**Given entries:**
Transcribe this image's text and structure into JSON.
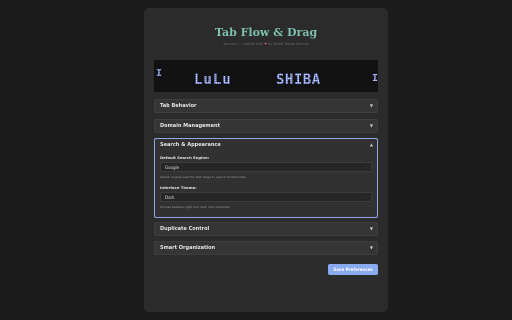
{
  "app": {
    "title": "Tab Flow & Drag",
    "subtitle_prefix": "Version 1 · Crafted with",
    "subtitle_suffix": "by Strobl Tobias Samuel"
  },
  "banner": {
    "left_char": "I",
    "word1": "LuLu",
    "word2": "SHIBA",
    "right_char": "I"
  },
  "sections": {
    "tab_behavior": "Tab Behavior",
    "domain_management": "Domain Management",
    "search_appearance": "Search & Appearance",
    "duplicate_control": "Duplicate Control",
    "smart_organization": "Smart Organization"
  },
  "search_appearance": {
    "engine_label": "Default Search Engine:",
    "engine_value": "Google",
    "engine_hint": "Search engine used for text drags to search functionality.",
    "theme_label": "Interface Theme:",
    "theme_value": "Dark",
    "theme_hint": "Choose between light and dark color schemes."
  },
  "arrows": {
    "collapsed": "▼",
    "expanded": "▲",
    "select": "⌄"
  },
  "save_button": "Save Preferences",
  "colors": {
    "accent_title": "#7fbfb0",
    "accent_button": "#8aaaf0",
    "heart": "#e05a6d",
    "banner_text": "#8fa0ea"
  }
}
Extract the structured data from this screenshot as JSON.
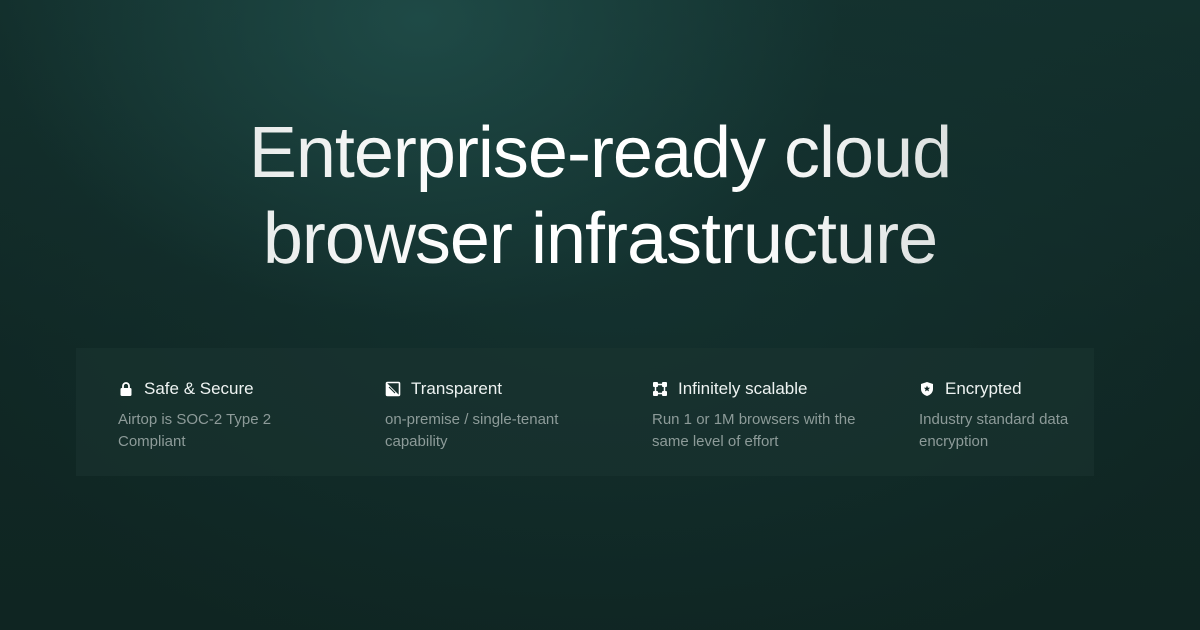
{
  "headline": {
    "line1": "Enterprise-ready cloud",
    "line2": "browser infrastructure"
  },
  "features": [
    {
      "icon": "lock-icon",
      "title": "Safe & Secure",
      "description": "Airtop is SOC-2 Type 2 Compliant"
    },
    {
      "icon": "transparent-icon",
      "title": "Transparent",
      "description": "on-premise / single-tenant capability"
    },
    {
      "icon": "scale-nodes-icon",
      "title": "Infinitely scalable",
      "description": "Run 1 or 1M browsers with the same level of effort"
    },
    {
      "icon": "shield-star-icon",
      "title": "Encrypted",
      "description": "Industry standard data encryption"
    }
  ],
  "colors": {
    "background": "#0f2724",
    "headline": "#e9efee",
    "feature_title": "#eef3f2",
    "feature_description": "#8d9b99"
  }
}
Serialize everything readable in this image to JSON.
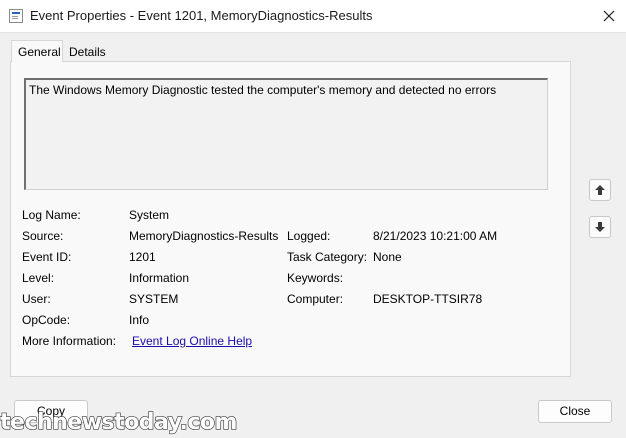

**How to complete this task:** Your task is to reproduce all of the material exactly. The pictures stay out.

**Exercise answer:**
Transcribe this image's text and structure into JSON.
{
  "app": {
    "title": "Tab Flow & Drag",
    "subtitle_prefix": "Version 1 · Crafted with",
    "subtitle_suffix": "by Strobl Tobias Samuel"
  },
  "banner": {
    "left_char": "I",
    "word1": "LuLu",
    "word2": "SHIBA",
    "right_char": "I"
  },
  "sections": {
    "tab_behavior": "Tab Behavior",
    "domain_management": "Domain Management",
    "search_appearance": "Search & Appearance",
    "duplicate_control": "Duplicate Control",
    "smart_organization": "Smart Organization"
  },
  "search_appearance": {
    "engine_label": "Default Search Engine:",
    "engine_value": "Google",
    "engine_hint": "Search engine used for text drags to search functionality.",
    "theme_label": "Interface Theme:",
    "theme_value": "Dark",
    "theme_hint": "Choose between light and dark color schemes."
  },
  "arrows": {
    "collapsed": "▼",
    "expanded": "▲",
    "select": "⌄"
  },
  "save_button": "Save Preferences",
  "colors": {
    "accent_title": "#7fbfb0",
    "accent_button": "#8aaaf0",
    "heart": "#e05a6d",
    "banner_text": "#8fa0ea"
  }
}
Extract the structured data from this screenshot as JSON.
{
  "headline": {
    "line1": "Enterprise-ready cloud",
    "line2": "browser infrastructure"
  },
  "features": [
    {
      "icon": "lock-icon",
      "title": "Safe & Secure",
      "description": "Airtop is SOC-2 Type 2 Compliant"
    },
    {
      "icon": "transparent-icon",
      "title": "Transparent",
      "description": "on-premise / single-tenant capability"
    },
    {
      "icon": "scale-nodes-icon",
      "title": "Infinitely scalable",
      "description": "Run 1 or 1M browsers with the same level of effort"
    },
    {
      "icon": "shield-star-icon",
      "title": "Encrypted",
      "description": "Industry standard data encryption"
    }
  ],
  "colors": {
    "background": "#0f2724",
    "headline": "#e9efee",
    "feature_title": "#eef3f2",
    "feature_description": "#8d9b99"
  }
}
Serialize everything readable in this image to JSON.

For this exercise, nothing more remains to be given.